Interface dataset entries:
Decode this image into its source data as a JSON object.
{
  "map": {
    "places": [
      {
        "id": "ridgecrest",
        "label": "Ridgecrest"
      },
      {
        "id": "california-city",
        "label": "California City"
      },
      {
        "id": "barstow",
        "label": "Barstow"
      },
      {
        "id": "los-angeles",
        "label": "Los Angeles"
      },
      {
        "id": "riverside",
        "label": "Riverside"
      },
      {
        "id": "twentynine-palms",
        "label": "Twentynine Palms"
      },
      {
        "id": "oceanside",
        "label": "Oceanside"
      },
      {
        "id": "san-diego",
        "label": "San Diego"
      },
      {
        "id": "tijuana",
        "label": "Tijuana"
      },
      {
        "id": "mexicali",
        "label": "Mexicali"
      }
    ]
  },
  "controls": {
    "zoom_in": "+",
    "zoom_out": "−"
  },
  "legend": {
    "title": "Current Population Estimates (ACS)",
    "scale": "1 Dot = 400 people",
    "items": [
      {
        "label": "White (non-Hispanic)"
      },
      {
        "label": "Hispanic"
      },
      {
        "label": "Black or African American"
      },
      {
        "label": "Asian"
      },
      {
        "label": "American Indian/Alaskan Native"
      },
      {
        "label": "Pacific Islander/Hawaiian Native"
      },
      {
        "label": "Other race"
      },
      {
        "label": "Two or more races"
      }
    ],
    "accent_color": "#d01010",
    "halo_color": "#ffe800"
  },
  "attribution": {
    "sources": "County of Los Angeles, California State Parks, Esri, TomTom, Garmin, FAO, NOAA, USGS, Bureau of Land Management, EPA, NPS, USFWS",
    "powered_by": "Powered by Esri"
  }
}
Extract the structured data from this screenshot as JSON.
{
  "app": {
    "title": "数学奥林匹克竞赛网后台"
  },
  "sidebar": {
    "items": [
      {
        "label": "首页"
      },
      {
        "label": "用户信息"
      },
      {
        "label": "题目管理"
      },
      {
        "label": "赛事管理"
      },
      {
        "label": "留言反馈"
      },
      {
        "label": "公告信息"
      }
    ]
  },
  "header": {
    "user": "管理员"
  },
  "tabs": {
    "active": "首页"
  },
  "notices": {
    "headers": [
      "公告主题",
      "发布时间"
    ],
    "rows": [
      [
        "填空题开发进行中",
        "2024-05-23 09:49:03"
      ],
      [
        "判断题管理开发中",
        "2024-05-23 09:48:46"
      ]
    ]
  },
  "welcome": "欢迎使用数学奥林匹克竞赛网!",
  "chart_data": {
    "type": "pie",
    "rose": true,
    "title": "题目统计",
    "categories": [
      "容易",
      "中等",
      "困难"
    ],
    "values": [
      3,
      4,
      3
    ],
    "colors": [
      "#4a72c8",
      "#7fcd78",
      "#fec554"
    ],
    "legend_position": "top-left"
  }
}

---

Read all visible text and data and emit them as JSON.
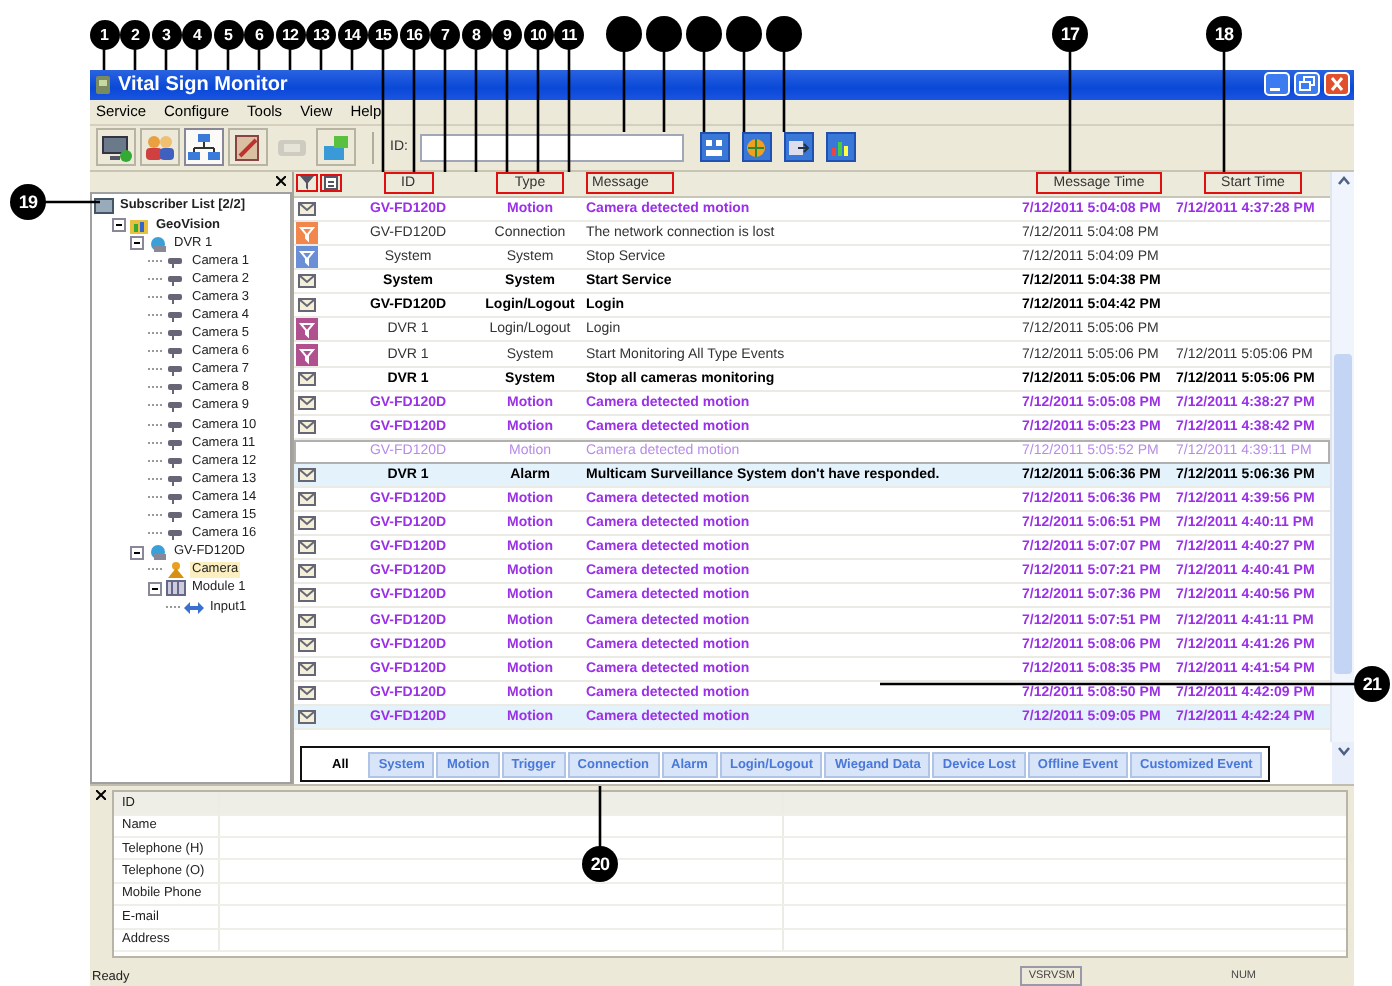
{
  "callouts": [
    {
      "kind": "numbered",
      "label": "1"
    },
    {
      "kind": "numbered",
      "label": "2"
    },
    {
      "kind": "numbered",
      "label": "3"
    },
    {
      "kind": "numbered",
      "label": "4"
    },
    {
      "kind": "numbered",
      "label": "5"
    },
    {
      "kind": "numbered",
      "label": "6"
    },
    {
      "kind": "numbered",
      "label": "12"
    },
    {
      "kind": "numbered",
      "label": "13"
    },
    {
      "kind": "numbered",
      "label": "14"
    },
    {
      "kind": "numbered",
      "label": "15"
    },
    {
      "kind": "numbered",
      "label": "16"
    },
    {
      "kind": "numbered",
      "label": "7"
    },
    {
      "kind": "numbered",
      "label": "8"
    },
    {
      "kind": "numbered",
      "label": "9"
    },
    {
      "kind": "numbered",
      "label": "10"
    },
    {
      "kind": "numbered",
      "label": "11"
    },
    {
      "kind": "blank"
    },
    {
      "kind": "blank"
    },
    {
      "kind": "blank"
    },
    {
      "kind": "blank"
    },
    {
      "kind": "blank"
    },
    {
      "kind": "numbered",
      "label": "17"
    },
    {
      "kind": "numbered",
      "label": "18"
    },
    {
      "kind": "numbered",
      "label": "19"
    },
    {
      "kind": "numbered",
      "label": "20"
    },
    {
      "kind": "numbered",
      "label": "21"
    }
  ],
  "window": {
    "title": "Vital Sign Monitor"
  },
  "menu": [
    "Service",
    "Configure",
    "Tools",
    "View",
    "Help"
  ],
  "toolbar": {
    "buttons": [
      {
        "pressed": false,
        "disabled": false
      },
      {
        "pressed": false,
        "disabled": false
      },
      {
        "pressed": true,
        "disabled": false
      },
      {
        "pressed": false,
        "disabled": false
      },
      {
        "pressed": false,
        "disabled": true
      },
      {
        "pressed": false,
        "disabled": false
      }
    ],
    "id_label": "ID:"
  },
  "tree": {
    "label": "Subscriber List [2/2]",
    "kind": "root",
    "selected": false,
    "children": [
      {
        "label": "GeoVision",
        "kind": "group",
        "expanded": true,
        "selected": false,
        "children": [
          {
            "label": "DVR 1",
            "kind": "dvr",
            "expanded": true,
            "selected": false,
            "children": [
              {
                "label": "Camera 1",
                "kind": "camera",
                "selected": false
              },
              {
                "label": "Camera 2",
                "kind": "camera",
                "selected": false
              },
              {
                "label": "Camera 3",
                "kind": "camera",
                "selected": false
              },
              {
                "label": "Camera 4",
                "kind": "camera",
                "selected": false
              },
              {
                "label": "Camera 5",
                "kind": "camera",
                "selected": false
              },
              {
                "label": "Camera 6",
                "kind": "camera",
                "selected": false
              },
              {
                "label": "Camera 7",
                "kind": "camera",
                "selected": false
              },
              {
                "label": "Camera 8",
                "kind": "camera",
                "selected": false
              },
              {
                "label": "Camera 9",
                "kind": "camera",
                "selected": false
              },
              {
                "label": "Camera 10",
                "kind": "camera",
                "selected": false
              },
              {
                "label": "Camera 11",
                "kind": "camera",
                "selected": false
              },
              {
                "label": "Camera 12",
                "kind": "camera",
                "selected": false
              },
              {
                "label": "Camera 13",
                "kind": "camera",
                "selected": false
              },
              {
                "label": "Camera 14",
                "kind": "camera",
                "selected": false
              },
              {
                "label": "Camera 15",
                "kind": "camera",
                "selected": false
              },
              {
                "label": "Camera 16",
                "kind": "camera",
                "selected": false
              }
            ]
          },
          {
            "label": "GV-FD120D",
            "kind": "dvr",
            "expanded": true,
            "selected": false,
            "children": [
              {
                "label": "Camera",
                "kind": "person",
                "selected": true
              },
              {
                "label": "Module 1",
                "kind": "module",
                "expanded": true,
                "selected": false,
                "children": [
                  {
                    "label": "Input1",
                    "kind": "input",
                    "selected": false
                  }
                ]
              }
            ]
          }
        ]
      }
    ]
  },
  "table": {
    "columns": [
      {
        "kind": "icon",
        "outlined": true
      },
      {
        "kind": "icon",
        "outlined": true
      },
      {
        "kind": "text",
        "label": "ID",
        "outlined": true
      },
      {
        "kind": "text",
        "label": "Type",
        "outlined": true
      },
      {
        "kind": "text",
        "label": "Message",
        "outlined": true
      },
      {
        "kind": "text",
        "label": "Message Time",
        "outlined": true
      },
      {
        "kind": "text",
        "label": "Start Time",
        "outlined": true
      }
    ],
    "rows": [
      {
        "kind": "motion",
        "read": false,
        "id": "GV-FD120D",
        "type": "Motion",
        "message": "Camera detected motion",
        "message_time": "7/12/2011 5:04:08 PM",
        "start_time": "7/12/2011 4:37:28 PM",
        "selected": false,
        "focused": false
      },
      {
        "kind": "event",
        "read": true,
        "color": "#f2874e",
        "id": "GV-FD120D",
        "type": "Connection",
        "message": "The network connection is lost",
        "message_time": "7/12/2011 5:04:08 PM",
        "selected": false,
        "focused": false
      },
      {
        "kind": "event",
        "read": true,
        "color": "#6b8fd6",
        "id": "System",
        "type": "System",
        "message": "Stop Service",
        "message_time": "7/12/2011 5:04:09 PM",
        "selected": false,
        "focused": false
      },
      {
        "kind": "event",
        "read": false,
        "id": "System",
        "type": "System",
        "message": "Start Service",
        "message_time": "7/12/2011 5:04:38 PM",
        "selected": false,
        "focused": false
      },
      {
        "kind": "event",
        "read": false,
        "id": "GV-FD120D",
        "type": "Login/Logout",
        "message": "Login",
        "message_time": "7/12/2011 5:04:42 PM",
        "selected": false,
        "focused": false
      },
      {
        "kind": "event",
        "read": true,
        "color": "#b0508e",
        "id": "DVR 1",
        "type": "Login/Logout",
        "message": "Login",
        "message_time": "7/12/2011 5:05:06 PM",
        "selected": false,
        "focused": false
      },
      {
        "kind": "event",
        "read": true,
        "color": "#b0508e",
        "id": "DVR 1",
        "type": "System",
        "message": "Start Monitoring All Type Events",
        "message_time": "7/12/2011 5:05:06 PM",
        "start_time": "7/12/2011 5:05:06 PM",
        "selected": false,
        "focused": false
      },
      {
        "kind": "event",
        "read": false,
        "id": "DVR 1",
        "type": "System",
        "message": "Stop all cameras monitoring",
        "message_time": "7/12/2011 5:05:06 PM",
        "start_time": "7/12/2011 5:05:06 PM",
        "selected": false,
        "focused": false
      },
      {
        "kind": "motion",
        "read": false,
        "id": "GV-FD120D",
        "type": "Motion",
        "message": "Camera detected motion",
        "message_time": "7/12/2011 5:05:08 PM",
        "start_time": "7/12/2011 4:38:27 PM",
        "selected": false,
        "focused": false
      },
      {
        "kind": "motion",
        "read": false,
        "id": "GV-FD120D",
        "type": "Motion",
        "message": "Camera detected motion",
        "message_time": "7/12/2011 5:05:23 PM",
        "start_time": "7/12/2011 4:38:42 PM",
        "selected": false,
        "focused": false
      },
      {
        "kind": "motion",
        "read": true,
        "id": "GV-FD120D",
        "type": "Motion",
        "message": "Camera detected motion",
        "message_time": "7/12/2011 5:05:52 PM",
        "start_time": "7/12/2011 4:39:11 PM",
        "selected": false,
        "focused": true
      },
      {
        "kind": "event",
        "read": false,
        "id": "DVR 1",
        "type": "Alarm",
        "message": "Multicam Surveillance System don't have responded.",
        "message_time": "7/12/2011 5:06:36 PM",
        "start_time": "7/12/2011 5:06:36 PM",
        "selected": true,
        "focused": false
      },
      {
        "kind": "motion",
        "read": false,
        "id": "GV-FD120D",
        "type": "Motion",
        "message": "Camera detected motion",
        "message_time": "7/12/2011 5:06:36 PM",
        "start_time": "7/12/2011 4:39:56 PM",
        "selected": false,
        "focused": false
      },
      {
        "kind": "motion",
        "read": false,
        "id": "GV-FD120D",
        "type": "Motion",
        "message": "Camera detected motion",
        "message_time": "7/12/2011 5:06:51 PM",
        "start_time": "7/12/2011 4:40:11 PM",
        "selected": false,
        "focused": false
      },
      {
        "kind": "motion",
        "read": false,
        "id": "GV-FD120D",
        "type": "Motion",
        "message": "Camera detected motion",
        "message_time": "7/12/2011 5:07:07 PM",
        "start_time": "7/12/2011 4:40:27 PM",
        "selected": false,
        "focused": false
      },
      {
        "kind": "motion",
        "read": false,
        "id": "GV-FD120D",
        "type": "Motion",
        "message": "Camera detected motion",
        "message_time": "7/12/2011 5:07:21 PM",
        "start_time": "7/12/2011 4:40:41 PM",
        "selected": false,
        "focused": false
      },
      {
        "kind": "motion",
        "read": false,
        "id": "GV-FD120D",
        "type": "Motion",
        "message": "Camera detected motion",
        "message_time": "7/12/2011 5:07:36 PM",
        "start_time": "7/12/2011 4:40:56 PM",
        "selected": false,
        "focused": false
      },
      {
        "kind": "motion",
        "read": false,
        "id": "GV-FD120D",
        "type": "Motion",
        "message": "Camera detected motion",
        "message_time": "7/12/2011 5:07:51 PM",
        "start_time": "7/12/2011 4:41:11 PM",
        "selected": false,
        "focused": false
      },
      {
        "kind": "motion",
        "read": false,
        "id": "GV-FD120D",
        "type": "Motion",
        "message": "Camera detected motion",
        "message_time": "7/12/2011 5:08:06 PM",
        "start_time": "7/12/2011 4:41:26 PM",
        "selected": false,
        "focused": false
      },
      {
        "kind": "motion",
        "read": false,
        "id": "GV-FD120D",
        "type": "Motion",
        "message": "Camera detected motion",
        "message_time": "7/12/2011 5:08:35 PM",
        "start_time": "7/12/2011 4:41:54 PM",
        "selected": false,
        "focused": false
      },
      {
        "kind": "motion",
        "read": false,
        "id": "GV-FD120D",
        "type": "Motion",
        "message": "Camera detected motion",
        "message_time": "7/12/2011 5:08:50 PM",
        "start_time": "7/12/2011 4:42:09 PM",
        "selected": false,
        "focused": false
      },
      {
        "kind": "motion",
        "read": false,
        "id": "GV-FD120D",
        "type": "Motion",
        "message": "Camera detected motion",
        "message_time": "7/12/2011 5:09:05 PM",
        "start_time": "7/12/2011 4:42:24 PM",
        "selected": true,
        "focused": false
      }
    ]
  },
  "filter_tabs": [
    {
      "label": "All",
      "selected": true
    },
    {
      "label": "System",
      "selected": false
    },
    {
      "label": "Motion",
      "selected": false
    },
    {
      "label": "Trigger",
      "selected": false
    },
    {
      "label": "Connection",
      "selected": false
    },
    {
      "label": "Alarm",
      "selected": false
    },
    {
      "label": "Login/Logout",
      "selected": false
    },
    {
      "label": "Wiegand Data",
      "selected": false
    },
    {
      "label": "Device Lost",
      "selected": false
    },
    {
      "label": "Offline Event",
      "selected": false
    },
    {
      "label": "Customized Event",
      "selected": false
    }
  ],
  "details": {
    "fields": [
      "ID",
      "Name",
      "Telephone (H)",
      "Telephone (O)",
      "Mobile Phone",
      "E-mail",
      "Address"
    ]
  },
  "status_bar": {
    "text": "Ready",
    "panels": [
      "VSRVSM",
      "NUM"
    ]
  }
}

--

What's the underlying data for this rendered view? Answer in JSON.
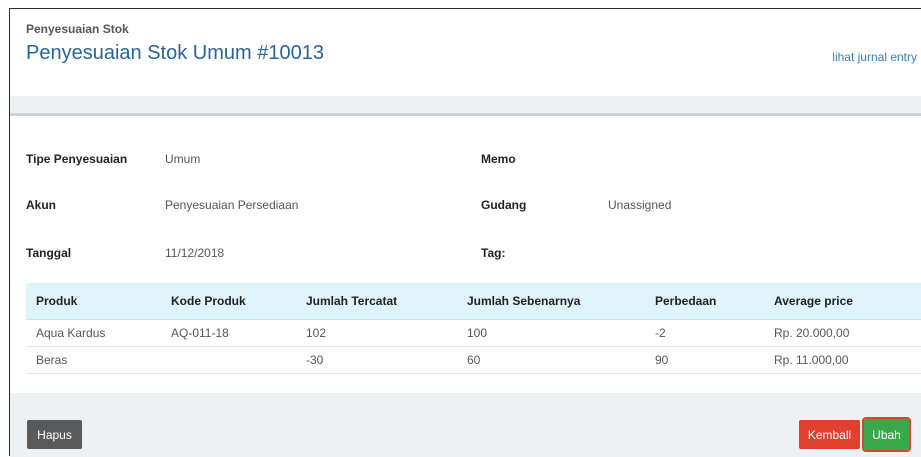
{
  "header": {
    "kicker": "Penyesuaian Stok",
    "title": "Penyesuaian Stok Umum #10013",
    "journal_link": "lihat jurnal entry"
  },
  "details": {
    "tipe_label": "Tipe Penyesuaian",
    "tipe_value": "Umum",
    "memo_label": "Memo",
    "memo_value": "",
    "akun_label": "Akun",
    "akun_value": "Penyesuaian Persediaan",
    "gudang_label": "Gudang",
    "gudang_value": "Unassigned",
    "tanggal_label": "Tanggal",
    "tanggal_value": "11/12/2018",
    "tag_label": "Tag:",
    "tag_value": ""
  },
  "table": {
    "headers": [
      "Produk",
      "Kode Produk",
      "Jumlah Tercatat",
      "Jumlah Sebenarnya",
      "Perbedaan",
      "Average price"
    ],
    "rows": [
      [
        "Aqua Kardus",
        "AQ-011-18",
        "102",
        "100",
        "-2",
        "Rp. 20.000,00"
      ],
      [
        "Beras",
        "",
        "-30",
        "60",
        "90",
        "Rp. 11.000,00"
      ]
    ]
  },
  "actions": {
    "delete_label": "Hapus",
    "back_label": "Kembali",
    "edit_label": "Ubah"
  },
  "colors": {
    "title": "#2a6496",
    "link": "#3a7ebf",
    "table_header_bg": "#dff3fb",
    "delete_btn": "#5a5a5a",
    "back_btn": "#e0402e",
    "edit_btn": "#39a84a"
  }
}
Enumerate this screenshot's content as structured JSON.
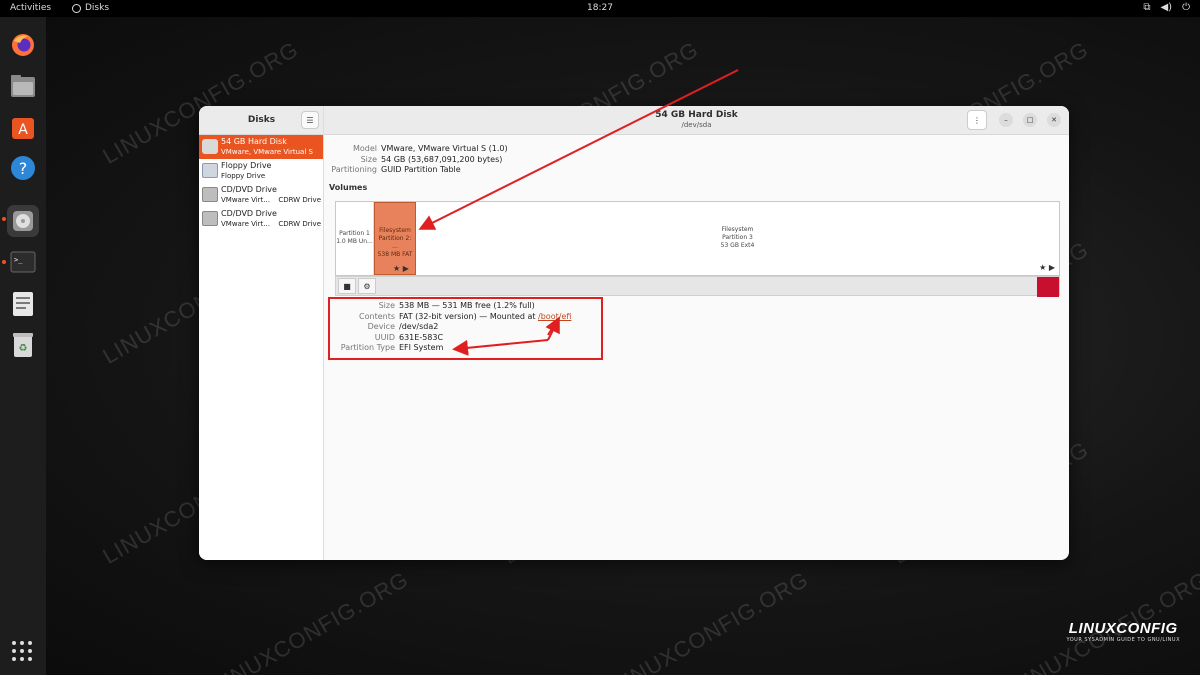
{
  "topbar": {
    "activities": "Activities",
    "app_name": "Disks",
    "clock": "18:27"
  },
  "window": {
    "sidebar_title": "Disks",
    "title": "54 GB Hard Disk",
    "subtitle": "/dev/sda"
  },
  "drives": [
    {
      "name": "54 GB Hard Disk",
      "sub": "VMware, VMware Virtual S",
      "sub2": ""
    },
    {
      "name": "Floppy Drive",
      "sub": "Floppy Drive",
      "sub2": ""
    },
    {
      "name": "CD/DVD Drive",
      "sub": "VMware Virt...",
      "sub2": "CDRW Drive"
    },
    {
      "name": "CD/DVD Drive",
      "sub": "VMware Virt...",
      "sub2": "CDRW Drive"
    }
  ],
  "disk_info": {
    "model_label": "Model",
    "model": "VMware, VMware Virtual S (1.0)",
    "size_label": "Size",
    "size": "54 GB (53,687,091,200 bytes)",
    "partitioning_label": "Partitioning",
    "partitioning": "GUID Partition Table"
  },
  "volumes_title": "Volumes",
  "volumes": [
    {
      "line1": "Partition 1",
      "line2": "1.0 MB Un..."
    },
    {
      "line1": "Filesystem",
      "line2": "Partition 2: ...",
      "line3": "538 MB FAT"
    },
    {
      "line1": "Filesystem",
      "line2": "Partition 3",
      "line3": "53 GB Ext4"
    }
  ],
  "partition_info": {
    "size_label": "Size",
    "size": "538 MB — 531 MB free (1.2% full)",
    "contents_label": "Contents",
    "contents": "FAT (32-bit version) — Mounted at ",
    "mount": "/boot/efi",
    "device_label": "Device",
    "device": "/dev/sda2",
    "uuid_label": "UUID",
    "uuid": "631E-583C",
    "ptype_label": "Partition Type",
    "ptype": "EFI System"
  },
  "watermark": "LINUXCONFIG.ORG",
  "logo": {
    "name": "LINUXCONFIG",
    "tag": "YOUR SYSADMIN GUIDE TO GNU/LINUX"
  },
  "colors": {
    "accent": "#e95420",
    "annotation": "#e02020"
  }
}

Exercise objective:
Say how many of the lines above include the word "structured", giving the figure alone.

Written response:
2